Assigned task:
Without any omission, reproduce the records that follow.

Excerpted records:

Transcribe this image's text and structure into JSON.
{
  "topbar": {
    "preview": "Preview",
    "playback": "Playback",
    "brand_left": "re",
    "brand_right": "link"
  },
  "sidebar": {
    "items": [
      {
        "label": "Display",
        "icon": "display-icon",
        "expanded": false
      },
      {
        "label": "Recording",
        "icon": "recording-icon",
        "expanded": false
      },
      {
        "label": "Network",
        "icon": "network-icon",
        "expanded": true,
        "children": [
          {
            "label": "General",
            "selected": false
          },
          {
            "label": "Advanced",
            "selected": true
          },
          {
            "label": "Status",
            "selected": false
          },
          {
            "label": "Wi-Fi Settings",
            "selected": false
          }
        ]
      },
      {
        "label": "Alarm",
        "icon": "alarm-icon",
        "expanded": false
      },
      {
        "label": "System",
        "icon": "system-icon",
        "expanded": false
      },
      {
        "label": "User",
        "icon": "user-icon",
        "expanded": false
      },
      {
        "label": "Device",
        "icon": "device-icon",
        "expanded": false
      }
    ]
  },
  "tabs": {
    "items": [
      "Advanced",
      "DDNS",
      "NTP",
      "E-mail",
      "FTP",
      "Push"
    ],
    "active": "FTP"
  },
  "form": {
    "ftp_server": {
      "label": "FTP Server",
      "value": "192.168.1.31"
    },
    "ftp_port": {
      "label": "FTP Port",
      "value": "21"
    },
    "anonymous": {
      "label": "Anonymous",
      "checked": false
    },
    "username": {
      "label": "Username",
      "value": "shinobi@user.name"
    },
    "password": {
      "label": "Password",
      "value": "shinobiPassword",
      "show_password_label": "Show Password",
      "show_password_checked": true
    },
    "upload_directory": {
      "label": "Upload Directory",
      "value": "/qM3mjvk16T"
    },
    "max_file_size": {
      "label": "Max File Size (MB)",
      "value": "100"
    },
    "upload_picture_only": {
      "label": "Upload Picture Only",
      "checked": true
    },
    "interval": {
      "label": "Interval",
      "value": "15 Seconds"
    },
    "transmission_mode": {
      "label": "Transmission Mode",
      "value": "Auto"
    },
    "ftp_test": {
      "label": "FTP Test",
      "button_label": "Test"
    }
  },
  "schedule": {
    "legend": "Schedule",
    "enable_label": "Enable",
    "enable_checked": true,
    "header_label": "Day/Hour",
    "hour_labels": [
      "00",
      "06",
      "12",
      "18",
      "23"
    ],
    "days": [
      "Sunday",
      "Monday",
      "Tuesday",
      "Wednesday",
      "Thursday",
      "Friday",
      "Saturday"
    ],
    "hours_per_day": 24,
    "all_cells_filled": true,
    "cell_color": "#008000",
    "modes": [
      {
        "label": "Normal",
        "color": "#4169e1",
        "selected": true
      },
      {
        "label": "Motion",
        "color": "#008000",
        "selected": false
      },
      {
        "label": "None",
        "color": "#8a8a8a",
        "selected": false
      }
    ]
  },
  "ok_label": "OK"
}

Written reply:
Transcribe this image's text and structure into JSON.
{
  "topbar": {
    "preview": "Preview",
    "playback": "Playback",
    "brand_left": "re",
    "brand_right": "link"
  },
  "sidebar": {
    "items": [
      {
        "label": "Display",
        "icon": "display-icon",
        "expanded": false
      },
      {
        "label": "Recording",
        "icon": "recording-icon",
        "expanded": false
      },
      {
        "label": "Network",
        "icon": "network-icon",
        "expanded": true,
        "children": [
          {
            "label": "General",
            "selected": false
          },
          {
            "label": "Advanced",
            "selected": true
          },
          {
            "label": "Status",
            "selected": false
          },
          {
            "label": "Wi-Fi Settings",
            "selected": false
          }
        ]
      },
      {
        "label": "Alarm",
        "icon": "alarm-icon",
        "expanded": false
      },
      {
        "label": "System",
        "icon": "system-icon",
        "expanded": false
      },
      {
        "label": "User",
        "icon": "user-icon",
        "expanded": false
      },
      {
        "label": "Device",
        "icon": "device-icon",
        "expanded": false
      }
    ]
  },
  "tabs": {
    "items": [
      "Advanced",
      "DDNS",
      "NTP",
      "E-mail",
      "FTP",
      "Push"
    ],
    "active": "FTP"
  },
  "form": {
    "ftp_server": {
      "label": "FTP Server",
      "value": "192.168.1.31"
    },
    "ftp_port": {
      "label": "FTP Port",
      "value": "21"
    },
    "anonymous": {
      "label": "Anonymous",
      "checked": false
    },
    "username": {
      "label": "Username",
      "value": "shinobi@user.name"
    },
    "password": {
      "label": "Password",
      "value": "shinobiPassword",
      "show_password_label": "Show Password",
      "show_password_checked": true
    },
    "upload_directory": {
      "label": "Upload Directory",
      "value": "/qM3mjvk16T"
    },
    "max_file_size": {
      "label": "Max File Size (MB)",
      "value": "100"
    },
    "upload_picture_only": {
      "label": "Upload Picture Only",
      "checked": true
    },
    "interval": {
      "label": "Interval",
      "value": "15 Seconds"
    },
    "transmission_mode": {
      "label": "Transmission Mode",
      "value": "Auto"
    },
    "ftp_test": {
      "label": "FTP Test",
      "button_label": "Test"
    }
  },
  "schedule": {
    "legend": "Schedule",
    "enable_label": "Enable",
    "enable_checked": true,
    "header_label": "Day/Hour",
    "hour_labels": [
      "00",
      "06",
      "12",
      "18",
      "23"
    ],
    "days": [
      "Sunday",
      "Monday",
      "Tuesday",
      "Wednesday",
      "Thursday",
      "Friday",
      "Saturday"
    ],
    "hours_per_day": 24,
    "all_cells_filled": true,
    "cell_color": "#008000",
    "modes": [
      {
        "label": "Normal",
        "color": "#4169e1",
        "selected": true
      },
      {
        "label": "Motion",
        "color": "#008000",
        "selected": false
      },
      {
        "label": "None",
        "color": "#8a8a8a",
        "selected": false
      }
    ]
  },
  "ok_label": "OK"
}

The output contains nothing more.